When I awoke this morning, snow was falling, the streets and sidewalks were covered and from my bed, I could see that the woods and nearby fields were deeply covered. The big flakes turned into smaller ones, and at last the snow stopped and the sky turned bright blue. I, on the other hand, lazed in bed, read magazines I had ignored for months and over the course of an hour slowly arose to greet the "snow day."
A day for several walks: Late morning, I took a spin in the cemetary past the graves marked "Graves," a redundancy my neighbor, Susie, noted, with the tombstones powdered. Despite the sun, it was very chilly with a brisk wind blowing across the largely open field. In one place, some animal had run in a large circle -- who was it and what was it doing? Not a cat, not a bird -- maybe a rabbit or a fox?

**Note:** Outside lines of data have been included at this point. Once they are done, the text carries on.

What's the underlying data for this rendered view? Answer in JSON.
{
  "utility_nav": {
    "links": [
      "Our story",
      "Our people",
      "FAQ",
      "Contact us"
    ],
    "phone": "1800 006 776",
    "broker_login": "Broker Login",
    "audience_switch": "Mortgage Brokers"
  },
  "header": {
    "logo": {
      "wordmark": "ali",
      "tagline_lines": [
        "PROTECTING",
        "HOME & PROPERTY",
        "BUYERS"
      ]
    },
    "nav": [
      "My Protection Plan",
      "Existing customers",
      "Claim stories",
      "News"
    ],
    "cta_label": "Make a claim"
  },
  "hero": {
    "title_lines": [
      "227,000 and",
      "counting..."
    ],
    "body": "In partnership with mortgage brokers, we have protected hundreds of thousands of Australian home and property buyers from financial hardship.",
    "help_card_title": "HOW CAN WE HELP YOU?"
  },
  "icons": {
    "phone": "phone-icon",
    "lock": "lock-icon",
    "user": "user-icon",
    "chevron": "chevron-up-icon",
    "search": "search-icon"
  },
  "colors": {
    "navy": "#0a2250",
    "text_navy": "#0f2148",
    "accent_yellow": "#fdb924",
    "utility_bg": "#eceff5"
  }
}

Mid-afternoon, I decided to walk beside the River. The path was littered with footprints but I saw few people along the way. Wind gusts blew me, I looked at the birds -- the red of cardinals against the white snow path, the white throated sparrows pecking at berries and skittering across the ground. Overhead, the snow on horizontal branches metamorphized into trunks whose whiteness came not from snow but from the peeling bark of the Sycamores lining the River.
In the distance I hear titmice and chicadees and juncos -- and the distinctive buzzing of a kingfisher looking for dinner. With my binoculars I come upon two bluebirds fluttering in the branches, the blue so velvety that it could break your heart.
But my quarry is in the river. For several days I have seen two mute swans among the Canada Geese that inhabit the Rivanna year round. In the past I've seen single swans on the Rivanna but never two at once. I always thought the swan I saw over the years was the same one, until I learned that they live for only a couple of years. So I must be seeing new swans each time.
Today, I see only one white swan. Aright, the swan with its curving graceful neck floats elegantly. But just as I settle into this notion of the swan, it ducks its head and kicks its butt in the air as it forages for dinner, and I am left with a comical cartoon-like view of the bird.
Still, my walk is quiet. The snow has melted on the some of the asphalt path, and I notice small mounds where the roots of the nearby trees are spreading out and pressing up through the man-made path.
An acquaintance died today. He had been as alive as these birds, as I am now, and then he was gone. He lived for a week as his family said goodbye.
I walk back up the hill. The neighborhood children are sledding down the hill in my yard, laughing and shouting.
It's a snow day.